Historically Black Colleges and Universities take Center Stage as the Nation responds to COVID-19 and Systemic Racism

By Molly Galvin
Courtesy of National Academy of Sciences

Most U.S. colleges and universities are struggling to adjust to the COVID-19 pandemic, but Historically Black Colleges and Universities—known as HBCUs—are facing their own unique challenges. HBCUs primarily serve communities that are being hit especially hard by the pandemic, as Black Americans are far more likely to be infected and to die from COVID-19, and are also more likely to suffer unemployment or economic consequences from shutdowns and mass layoffs. And in the midst of this crisis, the death of George Floyd and others at the hands of police have added greater challenges for HBCU students, faculty, and staff to navigate.

“As we . . . chart our way through dual pandemics of COVID-19 and historic racism, there is much that the nation can learn from HBCUs, based on their history, experiences, and contributions,” said Gilda Barabino, president of Olin College of Engineering and moderator of a recent virtual town hall on COVID-19, systemic racism, and the response of HBCUs, hosted by the National Academies and Issues in Science and Technology.

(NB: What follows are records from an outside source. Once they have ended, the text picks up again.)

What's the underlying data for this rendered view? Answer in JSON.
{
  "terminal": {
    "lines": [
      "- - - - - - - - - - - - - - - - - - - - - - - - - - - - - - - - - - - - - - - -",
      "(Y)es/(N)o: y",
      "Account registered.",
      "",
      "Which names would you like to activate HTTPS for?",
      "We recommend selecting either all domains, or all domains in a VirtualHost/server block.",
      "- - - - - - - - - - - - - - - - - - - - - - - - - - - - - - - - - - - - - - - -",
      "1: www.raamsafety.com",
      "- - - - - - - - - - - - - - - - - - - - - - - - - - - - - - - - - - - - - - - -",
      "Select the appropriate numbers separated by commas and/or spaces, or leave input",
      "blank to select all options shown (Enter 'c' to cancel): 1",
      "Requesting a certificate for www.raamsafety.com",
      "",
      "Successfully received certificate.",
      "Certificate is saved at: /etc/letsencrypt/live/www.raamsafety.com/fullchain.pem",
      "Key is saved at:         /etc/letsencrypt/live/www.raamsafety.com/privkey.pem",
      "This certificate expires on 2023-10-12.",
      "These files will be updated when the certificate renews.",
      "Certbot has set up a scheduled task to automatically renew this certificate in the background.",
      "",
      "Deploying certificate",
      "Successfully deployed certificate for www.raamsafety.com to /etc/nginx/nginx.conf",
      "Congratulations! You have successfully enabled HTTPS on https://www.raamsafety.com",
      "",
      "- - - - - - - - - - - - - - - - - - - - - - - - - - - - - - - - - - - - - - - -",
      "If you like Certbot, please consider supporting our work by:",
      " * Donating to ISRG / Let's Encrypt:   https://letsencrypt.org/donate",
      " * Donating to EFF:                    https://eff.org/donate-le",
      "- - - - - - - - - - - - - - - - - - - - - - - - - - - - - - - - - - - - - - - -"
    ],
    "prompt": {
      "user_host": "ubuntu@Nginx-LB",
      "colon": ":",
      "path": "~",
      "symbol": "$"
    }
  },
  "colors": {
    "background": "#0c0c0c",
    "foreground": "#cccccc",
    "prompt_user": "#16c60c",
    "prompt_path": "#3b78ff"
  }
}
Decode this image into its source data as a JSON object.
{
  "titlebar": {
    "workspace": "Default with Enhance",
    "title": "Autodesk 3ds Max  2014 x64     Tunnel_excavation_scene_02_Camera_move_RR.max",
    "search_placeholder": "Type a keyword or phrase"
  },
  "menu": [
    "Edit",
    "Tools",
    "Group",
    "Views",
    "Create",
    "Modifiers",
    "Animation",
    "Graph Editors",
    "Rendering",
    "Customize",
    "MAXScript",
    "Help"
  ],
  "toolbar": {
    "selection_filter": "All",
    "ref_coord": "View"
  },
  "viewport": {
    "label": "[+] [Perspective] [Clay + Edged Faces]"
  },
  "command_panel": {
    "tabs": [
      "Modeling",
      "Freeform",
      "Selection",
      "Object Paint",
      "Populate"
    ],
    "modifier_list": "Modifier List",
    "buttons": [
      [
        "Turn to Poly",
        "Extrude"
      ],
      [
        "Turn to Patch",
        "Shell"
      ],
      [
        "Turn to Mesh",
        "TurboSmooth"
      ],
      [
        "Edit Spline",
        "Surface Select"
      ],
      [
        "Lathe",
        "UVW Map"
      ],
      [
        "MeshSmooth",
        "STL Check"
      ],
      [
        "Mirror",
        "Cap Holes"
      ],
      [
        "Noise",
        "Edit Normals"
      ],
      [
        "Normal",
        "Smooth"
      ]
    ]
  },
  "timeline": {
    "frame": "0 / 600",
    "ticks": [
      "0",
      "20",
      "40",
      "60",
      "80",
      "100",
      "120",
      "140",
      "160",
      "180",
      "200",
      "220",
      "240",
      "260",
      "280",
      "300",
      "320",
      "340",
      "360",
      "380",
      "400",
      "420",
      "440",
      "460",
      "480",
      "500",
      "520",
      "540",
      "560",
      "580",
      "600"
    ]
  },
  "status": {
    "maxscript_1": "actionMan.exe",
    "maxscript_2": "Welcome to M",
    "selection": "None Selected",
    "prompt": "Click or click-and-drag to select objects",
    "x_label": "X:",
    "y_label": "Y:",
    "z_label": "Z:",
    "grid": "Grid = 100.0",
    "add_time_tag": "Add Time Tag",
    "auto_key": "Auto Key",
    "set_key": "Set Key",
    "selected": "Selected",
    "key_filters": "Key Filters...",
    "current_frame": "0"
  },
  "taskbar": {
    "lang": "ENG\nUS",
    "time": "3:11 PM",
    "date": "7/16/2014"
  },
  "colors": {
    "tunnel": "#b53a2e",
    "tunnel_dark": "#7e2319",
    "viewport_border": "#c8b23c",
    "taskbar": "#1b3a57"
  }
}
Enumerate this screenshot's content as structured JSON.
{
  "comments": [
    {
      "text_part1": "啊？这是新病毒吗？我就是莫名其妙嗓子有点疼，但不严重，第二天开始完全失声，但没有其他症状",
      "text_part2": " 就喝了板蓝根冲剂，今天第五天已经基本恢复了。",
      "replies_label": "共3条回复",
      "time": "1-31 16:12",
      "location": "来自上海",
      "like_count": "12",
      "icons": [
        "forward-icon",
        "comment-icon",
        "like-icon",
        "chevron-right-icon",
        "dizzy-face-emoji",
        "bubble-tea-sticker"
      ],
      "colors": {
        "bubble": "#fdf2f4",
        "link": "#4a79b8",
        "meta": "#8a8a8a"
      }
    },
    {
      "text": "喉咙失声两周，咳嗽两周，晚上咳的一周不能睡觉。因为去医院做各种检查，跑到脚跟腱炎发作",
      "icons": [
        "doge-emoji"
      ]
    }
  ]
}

There are more than 100 HBCUs in the U.S., which together enroll hundreds of thousands of students each year. During the webinar, presidents of three HBCUs—Makola M. Abdullah, president of Virginia State University; Mary Schmidt Campbell, president of Spelman College; and C. Reynold Verret, president of Xavier University of Louisiana discussed how the pandemic is affecting their institutions and how HBCUs are positioned to lead America through a time of awakening around the country’s racial history and divisions.

Educating During a Pandemic
Whether, when, and how to reopen is foremost on the minds of most higher education leaders, and especially for those at HBCUs. “We know that almost half of our workforce has an underlying serious [health] condition,” said Spelman’s Campbell. “And we know based on [data from] the visits to our health services over the course of the year—that a high percentage of our students have underlying conditions. We understand very clearly that we have a responsibility to a population that’s particularly vulnerable.”

“Our thinking was [to make] sure that what we we’re offering [on campus]—even though we cannot promise absolute safety in a pandemic—would be significantly safer than [life in our] surrounding states and communities,” said Xavier’s Verret. “We have to approach this without any illusions and ground it on sound science.”

The three leaders also noted the financial challenges that the pandemic is bringing — both to their institutions and to students and their families. “We had to relook at our budgets and . . . raise the amount of financial aid that we could allocate to students to make sure that no young woman or man who was at Xavier . . . could not return because of finances,” said Verret. “We had to help meet that need, which is a real struggle for us because we’re not wealthy institutions, and the nation has never invested in us in the level that . . . it should.”

The pandemic is forcing HBCUs to reallocate funds in other ways as well. “We’ve got to invest more in our technology, because our technology needs are so much higher than they were before COVID hit us,” said VSU’s Abdullah, who noted that his institution also had to invest in COVID-prevention infrastructure changes.

But switching to virtual learning and teleworking has also brought about positive changes, they said. “When there is disruption, very often that’s the very moment when you can innovate, when you can start thinking more creatively and more boldly about what is effective in teaching and learning in the digital mode,” said Campbell. “In fact, because of the pandemic, Spelman College is accelerating plans to add more robust online teaching opportunities.”

In addition, many HBCUs are contributing to research to help fight the pandemic. The public health programs at our schools have been looking at the causes of the disparities [around the pandemic]—not just genetic but also socio-political aspects,” said Verret.

Advancing an American Awakening
On top of the pandemic and the harsh light it is shining on inequities in U.S. health care, economic, and education systems, the death of George Floyd, and the protests it sparked, have also exposed long-standing issues around police brutality and the criminal justice system.

“I think the social unrest has put HBCUs on center stage, given us a microphone, and turned the lights on,” said Campbell.